There will never be another David Beckham, in so many different ways. So it will always and forever be difficult to displace the man, truly a global soccer icon for almost two decades now, as Major League Soccer’s most significant and influential signing.
No one transcends soccer and pop culture like “Becks.”
But don’t let that diminish the value of Michael Bradley’s arrival in Toronto. This looks like the third biggest signing over 19 years in MLS.
Clint Dempsey’s arrival into MLS last August was huge for the league symbolically, although in different ways than Beckham’s glamorous and ballyhooed entrance.
Bradley’s arrival falls just a little south of Dempsey’s – but not far underneath it.
It’s big for the league for all the reason’s Dempsey’s was: here is a player from one of Europe’s money leagues (Italy’s Serie A), handing back his card-carrying status as an American who had made an imprint in one of the world’s wow-wow associations. It says so much about MLS as a destination for players still at their career peak, still in their prime earning years.
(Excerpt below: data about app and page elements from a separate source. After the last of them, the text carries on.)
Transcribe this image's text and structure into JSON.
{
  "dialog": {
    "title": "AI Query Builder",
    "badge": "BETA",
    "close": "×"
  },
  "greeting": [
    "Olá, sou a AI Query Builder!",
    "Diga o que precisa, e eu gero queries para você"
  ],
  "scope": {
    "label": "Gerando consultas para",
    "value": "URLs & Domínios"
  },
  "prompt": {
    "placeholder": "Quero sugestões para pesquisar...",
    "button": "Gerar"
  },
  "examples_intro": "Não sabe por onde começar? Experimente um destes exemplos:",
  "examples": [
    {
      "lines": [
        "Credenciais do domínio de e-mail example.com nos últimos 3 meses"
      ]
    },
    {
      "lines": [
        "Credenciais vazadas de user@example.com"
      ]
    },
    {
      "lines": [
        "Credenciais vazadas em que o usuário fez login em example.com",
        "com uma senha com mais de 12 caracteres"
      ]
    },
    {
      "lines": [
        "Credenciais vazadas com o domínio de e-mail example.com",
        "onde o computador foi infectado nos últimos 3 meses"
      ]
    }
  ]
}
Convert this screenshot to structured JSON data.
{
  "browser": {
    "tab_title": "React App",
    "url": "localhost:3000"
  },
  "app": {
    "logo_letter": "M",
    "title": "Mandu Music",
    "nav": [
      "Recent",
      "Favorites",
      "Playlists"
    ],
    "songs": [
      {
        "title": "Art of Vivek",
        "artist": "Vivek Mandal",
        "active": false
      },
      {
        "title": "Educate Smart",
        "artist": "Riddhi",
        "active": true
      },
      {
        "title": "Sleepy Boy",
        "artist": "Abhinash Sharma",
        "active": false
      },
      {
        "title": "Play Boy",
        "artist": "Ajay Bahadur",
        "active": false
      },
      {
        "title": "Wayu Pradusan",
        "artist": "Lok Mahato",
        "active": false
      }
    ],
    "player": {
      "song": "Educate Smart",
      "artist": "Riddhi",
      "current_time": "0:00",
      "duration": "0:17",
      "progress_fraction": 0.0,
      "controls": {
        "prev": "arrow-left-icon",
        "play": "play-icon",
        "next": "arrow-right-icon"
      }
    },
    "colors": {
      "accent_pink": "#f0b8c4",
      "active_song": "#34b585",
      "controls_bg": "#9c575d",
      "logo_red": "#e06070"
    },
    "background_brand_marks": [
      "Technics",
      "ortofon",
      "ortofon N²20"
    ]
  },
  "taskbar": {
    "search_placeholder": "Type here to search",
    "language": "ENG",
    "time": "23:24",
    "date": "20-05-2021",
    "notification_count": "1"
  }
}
No, Bradley has not a consistent starter for Roma this year. But if you look at his body of work over two seasons with the current Serie A second place side, it’s impossible to deny that it’s been anything but a success in Italy. So his desire to play in Major League Soccer – making the full circle, back to where the 19-year-old version launched a professional career for the New York MetroStars – says great things about the league.
Dempsey’s return to MLS was a real watershed, although it could possibly have been viewed as something of a one-off fluke. Bradley’s return takes “one-off fluke” off the table.
And make no mistake, Bradley is every bit the talent that Dempsey is. More, in fact.
Dempsey occupies the sexier position, a goal scorer, whereas Bradley is midfield passer and organizer extraordinaire. But in terms of overall talent Bradley stands above. I have said for two years that no player (no, not Dempsey and not goalkeeper Tim Howard) is more important to the United States national team. Bradley is the team’s midfield brain, and Jurgen Klinsmann’s team performs sluggish, with a distinct wheeze, without him.
He’ll do great for Toronto. He’s already done great things for the league as, probably, the third most significant signing in 19 years.